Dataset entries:
- - - -

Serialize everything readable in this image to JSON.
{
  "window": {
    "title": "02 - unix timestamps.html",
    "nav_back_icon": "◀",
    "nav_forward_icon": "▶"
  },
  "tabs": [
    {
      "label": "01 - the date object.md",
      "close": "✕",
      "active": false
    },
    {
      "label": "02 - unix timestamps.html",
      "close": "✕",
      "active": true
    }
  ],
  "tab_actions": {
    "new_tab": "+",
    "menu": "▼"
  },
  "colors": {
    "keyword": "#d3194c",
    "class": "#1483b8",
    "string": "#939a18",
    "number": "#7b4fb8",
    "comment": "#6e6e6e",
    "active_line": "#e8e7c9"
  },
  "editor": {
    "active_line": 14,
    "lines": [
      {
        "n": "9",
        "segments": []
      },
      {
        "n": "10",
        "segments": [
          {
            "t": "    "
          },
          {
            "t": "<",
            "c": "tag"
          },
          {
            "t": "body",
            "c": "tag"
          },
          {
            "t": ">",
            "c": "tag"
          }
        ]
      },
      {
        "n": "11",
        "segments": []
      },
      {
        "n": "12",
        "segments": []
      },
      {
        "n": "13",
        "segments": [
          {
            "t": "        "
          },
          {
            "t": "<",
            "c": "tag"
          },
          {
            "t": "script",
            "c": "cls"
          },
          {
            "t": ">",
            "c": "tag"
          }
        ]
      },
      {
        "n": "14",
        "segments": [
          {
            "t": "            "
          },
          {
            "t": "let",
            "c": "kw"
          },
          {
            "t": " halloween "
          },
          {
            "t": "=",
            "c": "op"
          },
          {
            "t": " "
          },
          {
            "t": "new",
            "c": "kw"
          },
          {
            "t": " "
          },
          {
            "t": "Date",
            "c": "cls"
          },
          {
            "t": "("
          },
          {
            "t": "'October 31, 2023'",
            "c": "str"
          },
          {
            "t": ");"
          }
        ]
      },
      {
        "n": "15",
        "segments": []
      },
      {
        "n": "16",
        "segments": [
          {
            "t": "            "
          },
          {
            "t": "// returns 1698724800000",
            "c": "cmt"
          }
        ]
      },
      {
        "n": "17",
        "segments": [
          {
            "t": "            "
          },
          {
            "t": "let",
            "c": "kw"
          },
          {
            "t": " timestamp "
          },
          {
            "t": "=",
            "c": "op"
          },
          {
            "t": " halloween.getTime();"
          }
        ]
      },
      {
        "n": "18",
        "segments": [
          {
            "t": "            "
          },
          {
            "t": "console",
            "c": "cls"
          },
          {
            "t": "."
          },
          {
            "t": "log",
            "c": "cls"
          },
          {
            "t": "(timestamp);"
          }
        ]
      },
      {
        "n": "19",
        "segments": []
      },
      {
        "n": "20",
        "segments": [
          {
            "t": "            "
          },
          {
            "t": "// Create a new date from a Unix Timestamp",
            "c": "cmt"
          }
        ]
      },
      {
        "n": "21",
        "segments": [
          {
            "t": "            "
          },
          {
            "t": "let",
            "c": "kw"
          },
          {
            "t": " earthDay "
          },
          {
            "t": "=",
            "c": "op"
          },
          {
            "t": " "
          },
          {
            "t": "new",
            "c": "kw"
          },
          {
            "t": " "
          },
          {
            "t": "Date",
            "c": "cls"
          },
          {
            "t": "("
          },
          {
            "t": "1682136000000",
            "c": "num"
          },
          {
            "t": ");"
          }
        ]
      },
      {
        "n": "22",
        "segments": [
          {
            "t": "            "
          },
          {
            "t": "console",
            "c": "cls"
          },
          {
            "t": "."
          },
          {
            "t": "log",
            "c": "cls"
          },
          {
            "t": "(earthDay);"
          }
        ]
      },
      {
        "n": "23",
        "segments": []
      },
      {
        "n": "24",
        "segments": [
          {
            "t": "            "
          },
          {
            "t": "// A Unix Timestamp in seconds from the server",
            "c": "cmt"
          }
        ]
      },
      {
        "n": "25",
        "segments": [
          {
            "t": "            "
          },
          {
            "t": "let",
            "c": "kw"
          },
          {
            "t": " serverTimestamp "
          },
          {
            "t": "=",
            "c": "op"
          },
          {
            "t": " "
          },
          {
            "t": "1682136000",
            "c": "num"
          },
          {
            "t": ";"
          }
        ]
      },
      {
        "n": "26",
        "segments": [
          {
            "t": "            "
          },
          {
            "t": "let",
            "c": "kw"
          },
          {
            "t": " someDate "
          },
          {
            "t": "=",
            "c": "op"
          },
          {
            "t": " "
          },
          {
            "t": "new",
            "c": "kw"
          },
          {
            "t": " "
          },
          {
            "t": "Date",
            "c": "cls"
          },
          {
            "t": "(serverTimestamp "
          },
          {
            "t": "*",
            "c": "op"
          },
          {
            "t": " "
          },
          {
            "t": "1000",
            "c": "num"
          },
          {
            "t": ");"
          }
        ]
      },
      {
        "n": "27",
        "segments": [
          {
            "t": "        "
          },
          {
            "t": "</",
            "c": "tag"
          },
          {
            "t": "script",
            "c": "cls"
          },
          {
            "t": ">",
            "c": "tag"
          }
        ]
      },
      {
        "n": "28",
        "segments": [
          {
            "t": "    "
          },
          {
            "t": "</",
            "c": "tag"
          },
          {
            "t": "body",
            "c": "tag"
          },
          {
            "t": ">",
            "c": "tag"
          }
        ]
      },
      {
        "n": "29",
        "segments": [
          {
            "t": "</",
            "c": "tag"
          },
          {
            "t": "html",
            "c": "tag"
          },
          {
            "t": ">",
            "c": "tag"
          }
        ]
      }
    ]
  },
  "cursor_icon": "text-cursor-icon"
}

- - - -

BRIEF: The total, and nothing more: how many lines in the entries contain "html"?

SOLUTION: 3